Consider how Goodman handles GT Group Telecom, a client in our technology and telecommunications practice, which is headed by my colleague Carolyn Luke.

We helped launch Group Telecom in October. Today, a little more than five months later, the company is listed on both the TSE and NASDAQ. And in that time, their PR and IR needs have grown tremendously. To meet those needs, and ensure that we can seamlessly deliver a consistent and effective strategy, Goodman has had to draw upon expertise across the agency. The end result of all this has been a fundamental change in the way we design and deploy account teams, and conduct our work internally.

Working for emerging technology clients such as SureFire Commerce and Group Telecom has also had an effect on our recruitment and hiring practices. Priority is given not only to those with superior communications skills and media experience, but to those who can read a balance sheet. And if they can read a balance sheet, we look to see if they also have the ability to step back and assess the bigger picture.

Obviously, PR and IR still have many separate and distinct functions. But the ability to blend these practices has become ever more essential to success in a world where your customer may also be your shareholder.

Also in this report:

* Dot-coms put best face forward: PR playing a larger role in communication strategies of online enterprises p.B2

* Branding dot-coms with PR poses challenges: Companies must resist impulse to move too quickly, or to shift positioning constantly p.B4

* High-tech PR expertise in short supply p.B6

* PR firms must show creativity in hiring p.B7

* Web impacting corporate reputation: Companies want to know what’s being said about them online – and by whom p.B8

In Brief: The Garden picks CDs to take on daily creative leadership

Plus, Naked names two new leaders of its own and Digital Ethos comes to Canada.

The Garden promotes two creative directors

ACDs Lindsay Eady and Francheska Galloway-Davis have taken over responsibility for day-to-day creative leadership at The Garden after being promoted to creative director roles.

The pair will also help develop the agency’s creative talent, formalizing mentorship and leadership activities they have been doing since joining the agency four and three years ago, respectively. In addition to creating the agency’s internship program, the pair have worked on campaigns for Coinsquare, FitTrack and “The Coke Challenge” campaign for DanceSafe.

Eady and Galloway-Davis will continue to report to The Garden’s co-founder and chief creative officer Shane Ogilvie, who is stepping back from daily creative duties to a more high-level strategic role, allowing him to focus on client relationships and business growth.

Naked Creative Consultancy names new creative and strategy leadership

Toronto’s Naked Creative Consultancy has hired Yasmin Sahni as its new creative director. She is taking over creative leadership from David Kenyon, who has been in the role for 10 years and is moving into a new role as director of strategy, leading the discipline at the agency.

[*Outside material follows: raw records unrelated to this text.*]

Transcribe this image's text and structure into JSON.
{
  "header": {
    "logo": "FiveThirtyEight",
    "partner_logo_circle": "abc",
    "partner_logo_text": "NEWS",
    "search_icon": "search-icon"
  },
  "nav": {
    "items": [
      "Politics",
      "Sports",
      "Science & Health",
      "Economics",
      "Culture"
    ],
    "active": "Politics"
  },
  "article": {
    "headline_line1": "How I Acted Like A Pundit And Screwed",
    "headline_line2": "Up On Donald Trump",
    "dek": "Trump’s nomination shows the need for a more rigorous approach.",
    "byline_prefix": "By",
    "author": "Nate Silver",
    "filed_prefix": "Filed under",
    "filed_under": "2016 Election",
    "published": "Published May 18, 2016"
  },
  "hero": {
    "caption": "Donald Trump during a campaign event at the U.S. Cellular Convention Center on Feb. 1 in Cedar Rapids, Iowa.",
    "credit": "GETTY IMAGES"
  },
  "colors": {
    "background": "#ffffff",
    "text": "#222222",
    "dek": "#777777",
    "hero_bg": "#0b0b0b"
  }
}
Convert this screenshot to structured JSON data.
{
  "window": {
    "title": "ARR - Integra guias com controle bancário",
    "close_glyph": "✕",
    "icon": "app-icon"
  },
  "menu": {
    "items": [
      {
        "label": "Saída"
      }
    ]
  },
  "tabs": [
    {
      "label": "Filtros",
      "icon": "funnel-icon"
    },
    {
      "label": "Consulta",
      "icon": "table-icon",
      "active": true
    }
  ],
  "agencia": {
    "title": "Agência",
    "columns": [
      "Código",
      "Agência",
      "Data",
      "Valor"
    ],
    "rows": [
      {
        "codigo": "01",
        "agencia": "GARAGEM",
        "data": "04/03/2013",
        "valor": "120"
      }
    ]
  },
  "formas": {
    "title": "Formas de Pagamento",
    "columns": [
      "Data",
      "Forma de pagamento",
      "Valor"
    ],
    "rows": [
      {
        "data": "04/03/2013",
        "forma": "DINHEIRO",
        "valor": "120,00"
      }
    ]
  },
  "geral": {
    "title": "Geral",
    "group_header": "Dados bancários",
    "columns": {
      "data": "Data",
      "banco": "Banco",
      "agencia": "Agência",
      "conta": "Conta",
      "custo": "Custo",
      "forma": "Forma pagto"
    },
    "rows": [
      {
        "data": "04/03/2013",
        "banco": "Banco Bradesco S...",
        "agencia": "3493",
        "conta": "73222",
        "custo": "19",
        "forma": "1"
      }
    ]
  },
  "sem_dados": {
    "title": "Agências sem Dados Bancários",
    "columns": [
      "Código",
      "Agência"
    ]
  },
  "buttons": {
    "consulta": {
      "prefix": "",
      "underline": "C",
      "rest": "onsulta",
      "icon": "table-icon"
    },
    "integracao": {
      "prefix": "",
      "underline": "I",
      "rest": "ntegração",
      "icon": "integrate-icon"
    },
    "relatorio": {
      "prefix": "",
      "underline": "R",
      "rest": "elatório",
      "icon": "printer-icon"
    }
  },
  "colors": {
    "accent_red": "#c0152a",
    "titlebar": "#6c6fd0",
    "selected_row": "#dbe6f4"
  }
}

Sahni is coming off of three years as VP and ECD at GTB’s Toronto office, where she managed all the retail, social and service creative for Ford Canada. She previously managed both Vice Media and Vice’s in-house ad agency Virtue.

Peter Shier, president of Naked, says Sahni’s hiring adds to its creative bench and capabilities, as well as a track record of mentorship, a priority for the company. Meanwhile, Kenyon’s move to the strategy side, he says, makes sense because of his deep knowledge of its clients, which have included Ancestry and The Globe and Mail.

Digital Ethos opens a Toronto office

U.K. digital agency Digital Ethos is pursuing new growth opportunities in North America by opening a new office in Toronto.

Though it didn’t disclose them, the agency has begun serving a number of North American clients, and CEO/founder Luke Tobin says the “time was right to invest in a more formal and actual presence in the area.” whose services include design, SEO, pay-per-click, social media, influencer and PR,

This year, the agency’s growth has also allowed it to open an office in Hamburg, Germany, though it also has remote staff working in countries around the world.

Moray Hickes was the company’s first North American hire as VP of sales, tasked with business development in the region.